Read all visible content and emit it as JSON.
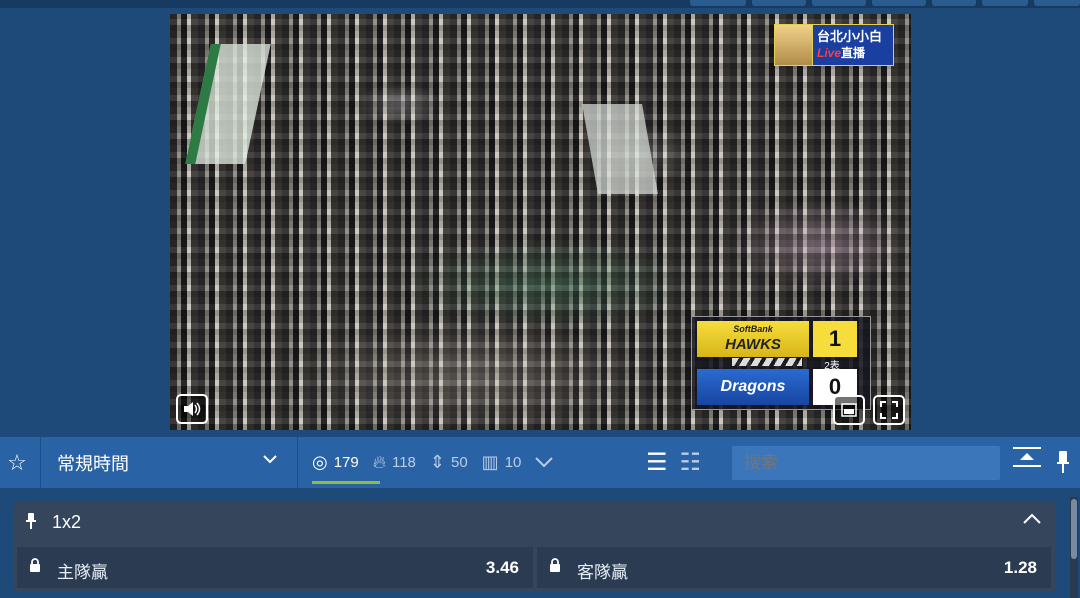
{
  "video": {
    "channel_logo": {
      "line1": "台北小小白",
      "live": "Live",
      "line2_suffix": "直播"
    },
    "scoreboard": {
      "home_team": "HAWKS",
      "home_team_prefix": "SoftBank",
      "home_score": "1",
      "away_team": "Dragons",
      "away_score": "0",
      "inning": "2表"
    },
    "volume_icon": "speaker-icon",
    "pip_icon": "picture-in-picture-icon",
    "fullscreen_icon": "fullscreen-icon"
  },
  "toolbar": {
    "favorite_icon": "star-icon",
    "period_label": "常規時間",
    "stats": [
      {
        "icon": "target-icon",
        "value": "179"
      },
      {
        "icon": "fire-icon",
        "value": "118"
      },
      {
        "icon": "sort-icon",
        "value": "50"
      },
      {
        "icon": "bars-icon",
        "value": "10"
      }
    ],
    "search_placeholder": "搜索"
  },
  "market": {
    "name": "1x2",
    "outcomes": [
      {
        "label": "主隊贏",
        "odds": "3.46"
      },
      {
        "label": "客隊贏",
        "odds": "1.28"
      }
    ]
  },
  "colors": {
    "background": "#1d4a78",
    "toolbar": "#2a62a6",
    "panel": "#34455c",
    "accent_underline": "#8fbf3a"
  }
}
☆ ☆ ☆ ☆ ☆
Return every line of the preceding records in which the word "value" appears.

        "value": "179"
        "value": "118"
        "value": "50"
        "value": "10"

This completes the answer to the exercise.